Resolution to zero-day debate not in cards for foreseeable future
Logan Brown and Ted Ross weigh in with ThreatPost
ThreatPost, April 22 2016 | Was the Federal Bureau of Investigation justified in paying over $1.3 million for a hacking tool that opened the iPhone 5c of the San Bernardino shooter? For some in the security community, the answer is a resounding yes. For others, the answer is not so clear-cut.
Ted Ross, CEO of Exodus Intelligence, which has its own vulnerability purchasing program, is in favor of the FBI’s reliance on zero-day community. He said it’s unrealistic to think that the US government alone can solve cyber security issues. “A solution (in cases like this) will only work with good collaboration between government and industry,” Ross said.
Last week Exodus finished disclosure on CVE-2016-1287 “Cisco ASA Software IKEv1 and IKEv2 Buffer Overflow Vulnerability” officially marking the first time that we have gone through the process of coordinated disclosure. This disclosure represents a change in our internal policies and warrants discussion regarding the particulars of the change and what it means for Exodus going forward. Continue reading
David Barksdale, Jordan Gruskovnjak, and Alex Wheeler
Cisco has issued a fix to address CVE-2016-1287. The Cisco ASA Adaptive Security Appliance is an IP router that acts as an application-aware firewall, network antivirus, intrusion prevention system, and virtual private network (VPN) server. It is advertised as “the industry’s most deployed stateful firewall.” When deployed as a VPN, the device is accessible from the Internet and provides access to a company’s internal networks. Continue reading

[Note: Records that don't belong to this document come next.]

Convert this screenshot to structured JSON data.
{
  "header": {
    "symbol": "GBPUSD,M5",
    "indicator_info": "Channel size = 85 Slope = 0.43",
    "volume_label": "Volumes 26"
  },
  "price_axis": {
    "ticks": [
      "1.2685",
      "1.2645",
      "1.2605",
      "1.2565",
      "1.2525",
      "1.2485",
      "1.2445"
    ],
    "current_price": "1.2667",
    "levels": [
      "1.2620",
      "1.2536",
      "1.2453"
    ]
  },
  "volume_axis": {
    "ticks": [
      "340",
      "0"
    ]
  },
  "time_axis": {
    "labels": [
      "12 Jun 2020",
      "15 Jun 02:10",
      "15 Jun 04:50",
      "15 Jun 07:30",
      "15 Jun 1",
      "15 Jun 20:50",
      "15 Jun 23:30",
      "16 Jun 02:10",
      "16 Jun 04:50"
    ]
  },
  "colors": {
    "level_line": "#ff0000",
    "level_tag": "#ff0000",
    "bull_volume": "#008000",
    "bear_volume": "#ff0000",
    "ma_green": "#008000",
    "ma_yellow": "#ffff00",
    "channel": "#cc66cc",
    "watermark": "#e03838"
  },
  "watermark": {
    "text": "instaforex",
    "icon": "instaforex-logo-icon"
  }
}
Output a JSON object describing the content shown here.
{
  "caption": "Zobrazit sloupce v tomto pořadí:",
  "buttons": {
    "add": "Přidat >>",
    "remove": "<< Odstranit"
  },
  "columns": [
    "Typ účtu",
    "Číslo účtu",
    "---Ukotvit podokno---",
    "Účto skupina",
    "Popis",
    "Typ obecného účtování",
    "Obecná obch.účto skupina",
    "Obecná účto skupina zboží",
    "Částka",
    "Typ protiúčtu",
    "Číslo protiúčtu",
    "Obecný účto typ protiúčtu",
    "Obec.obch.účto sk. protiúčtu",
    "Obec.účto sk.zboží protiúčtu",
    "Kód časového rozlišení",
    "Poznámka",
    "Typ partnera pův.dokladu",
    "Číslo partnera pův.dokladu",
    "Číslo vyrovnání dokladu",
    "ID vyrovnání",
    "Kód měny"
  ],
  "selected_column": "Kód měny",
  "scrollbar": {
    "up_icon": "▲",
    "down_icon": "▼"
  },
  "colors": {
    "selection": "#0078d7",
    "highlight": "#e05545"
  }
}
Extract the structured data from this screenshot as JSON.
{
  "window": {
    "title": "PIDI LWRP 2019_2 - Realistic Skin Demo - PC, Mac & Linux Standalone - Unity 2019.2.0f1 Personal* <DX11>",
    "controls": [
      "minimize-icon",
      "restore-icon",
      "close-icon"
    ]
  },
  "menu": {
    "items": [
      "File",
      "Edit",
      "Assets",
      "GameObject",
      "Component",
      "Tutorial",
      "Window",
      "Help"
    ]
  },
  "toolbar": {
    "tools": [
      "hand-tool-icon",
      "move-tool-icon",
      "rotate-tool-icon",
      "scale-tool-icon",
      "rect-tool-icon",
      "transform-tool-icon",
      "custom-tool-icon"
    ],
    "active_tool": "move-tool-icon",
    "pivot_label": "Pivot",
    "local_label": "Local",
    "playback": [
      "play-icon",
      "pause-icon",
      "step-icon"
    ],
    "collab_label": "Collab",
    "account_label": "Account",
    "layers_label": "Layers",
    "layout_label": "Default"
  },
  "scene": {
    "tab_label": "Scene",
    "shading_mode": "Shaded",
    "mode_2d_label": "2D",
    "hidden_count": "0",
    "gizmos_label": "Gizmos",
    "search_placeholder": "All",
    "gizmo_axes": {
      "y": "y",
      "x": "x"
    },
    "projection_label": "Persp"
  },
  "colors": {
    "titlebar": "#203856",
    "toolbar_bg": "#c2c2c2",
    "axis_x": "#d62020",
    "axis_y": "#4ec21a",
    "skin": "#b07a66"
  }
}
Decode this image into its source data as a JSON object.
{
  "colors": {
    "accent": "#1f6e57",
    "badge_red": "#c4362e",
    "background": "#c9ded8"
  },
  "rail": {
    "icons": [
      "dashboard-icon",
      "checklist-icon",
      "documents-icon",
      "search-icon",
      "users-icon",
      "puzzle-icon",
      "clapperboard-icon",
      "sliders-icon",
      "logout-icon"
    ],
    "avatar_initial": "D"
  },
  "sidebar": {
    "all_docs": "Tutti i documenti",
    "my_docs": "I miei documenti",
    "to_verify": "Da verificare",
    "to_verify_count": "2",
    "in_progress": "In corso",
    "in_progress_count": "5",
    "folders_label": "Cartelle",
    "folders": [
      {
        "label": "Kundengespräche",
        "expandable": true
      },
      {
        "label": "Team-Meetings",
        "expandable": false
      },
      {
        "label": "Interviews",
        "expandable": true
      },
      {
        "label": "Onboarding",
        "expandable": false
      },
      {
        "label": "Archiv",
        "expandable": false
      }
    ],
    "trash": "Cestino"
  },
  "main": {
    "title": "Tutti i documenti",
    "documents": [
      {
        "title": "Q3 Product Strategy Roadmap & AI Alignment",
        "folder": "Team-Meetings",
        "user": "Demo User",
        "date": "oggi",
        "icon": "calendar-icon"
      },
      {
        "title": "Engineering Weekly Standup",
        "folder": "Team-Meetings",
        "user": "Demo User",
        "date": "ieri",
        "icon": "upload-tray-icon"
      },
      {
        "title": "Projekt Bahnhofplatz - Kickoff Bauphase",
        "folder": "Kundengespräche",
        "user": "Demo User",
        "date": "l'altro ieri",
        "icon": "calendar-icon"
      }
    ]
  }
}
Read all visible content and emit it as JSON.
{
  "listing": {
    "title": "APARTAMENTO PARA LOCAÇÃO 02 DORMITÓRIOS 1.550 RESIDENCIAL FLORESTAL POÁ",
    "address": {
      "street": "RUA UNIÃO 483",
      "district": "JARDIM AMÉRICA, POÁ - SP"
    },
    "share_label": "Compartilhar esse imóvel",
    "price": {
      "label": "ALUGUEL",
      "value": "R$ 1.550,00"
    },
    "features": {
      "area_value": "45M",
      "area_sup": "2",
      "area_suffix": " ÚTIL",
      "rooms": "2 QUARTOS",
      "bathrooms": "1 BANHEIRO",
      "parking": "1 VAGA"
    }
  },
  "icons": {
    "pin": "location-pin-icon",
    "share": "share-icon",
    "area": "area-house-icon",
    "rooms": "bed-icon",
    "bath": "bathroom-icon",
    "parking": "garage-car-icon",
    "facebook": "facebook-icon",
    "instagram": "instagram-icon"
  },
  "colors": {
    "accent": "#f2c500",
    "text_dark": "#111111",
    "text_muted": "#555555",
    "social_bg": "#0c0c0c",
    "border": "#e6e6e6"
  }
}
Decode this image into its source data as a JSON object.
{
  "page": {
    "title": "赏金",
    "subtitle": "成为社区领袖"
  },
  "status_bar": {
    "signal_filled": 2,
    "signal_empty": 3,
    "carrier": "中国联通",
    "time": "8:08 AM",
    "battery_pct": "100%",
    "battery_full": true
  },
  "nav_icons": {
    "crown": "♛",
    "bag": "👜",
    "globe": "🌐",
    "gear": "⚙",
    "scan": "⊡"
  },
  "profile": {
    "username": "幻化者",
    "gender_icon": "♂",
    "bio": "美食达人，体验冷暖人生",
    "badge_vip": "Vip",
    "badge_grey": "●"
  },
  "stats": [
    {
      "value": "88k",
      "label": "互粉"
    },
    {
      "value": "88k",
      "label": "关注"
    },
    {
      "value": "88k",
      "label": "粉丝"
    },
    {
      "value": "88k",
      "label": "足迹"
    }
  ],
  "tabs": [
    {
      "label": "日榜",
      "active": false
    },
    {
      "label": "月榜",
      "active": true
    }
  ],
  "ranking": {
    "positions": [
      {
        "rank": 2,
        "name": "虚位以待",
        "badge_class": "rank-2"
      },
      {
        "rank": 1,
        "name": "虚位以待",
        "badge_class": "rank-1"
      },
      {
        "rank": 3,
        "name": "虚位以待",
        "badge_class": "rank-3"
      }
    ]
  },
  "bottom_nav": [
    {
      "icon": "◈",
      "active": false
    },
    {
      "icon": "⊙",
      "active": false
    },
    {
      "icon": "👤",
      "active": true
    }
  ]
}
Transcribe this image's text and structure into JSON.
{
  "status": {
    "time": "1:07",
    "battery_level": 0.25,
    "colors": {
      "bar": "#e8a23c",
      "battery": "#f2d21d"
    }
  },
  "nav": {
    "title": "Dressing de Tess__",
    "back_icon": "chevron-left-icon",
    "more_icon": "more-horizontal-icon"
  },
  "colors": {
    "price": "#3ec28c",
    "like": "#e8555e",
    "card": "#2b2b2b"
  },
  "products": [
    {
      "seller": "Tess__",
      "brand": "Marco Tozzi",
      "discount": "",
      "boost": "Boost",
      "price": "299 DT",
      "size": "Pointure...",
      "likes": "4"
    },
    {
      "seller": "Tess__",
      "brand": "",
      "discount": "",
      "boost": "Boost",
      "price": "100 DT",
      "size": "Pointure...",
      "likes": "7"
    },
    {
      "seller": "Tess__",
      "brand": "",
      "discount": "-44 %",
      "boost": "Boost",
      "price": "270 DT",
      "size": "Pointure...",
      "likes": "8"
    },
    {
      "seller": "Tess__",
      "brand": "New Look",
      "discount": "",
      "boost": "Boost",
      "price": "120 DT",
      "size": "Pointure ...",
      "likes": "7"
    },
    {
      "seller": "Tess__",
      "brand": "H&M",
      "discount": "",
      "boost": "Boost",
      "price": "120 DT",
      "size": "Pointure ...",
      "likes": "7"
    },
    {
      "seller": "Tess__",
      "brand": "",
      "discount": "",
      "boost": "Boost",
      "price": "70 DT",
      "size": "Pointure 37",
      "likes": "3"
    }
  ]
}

Update (2015-08-13 1:16pm CST): We’ve been in contact with Zimperium and are working with them to provide coverage for detection of this flaw through their Stagefright Detector app. They have been very responsive (more so than the affected vendor) and we plan to alert them of similar flaws we’ve recently discovered. Continue reading
This is a walkthrough of the 2015 Exodus Adventure CTF.
Let’s get started. Continue reading
In continuation of the previous blog Fairy Tails and Silver Bullets we present the technical details of the flaws found in I2P (Invisible Internet Project) that also affects the Tails operating system. Continue reading
This week we made mention on Twitter of a zero-day vulnerability we’ve unearthed that affects the popular Tails operating system. As the Tails website states:
Tails is a live operating system, that you can start on almost any computer from a DVD, USB stick, or SD card. It aims at preserving your privacy and anonymity, and helps you to:
use the Internet anonymously and circumvent censorship;
all connections to the Internet are forced to go through the Tor network;
leave no trace on the computer you are using unless you ask it explicitly;
use state-of-the-art cryptographic tools to encrypt your files, emails and instant messaging.”
This software was largely popularized due to the fact that it was used by whistleblower Edward Snowden. Since then, the OS has garnered much attention and use by a wide range of those seeking anonymity on the Internet. Continue reading
As promised, the follow up from our previous post.
Before Thanksgiving, we left off with IE9 coughing up bytes. We’ll poke it some more today and make it do a little dance for us.
Last week we managed to trick IE9 into doing an INC[ADDRESS] for us where we could specify the address. Now it is time to see how much damage we can do with just that. Since we’ll operate under the assumption that everything in the process is ASLR’d the first thing to do to is come up with a way to predict a fixed address we can safely increment. The easiest way to do that will be using an aligned heapspray. In case you’re not familiar with heapspraying, especially heap spraying in Internet Explorer, below is a quick breakdown of the basics of a heapspray. Continue reading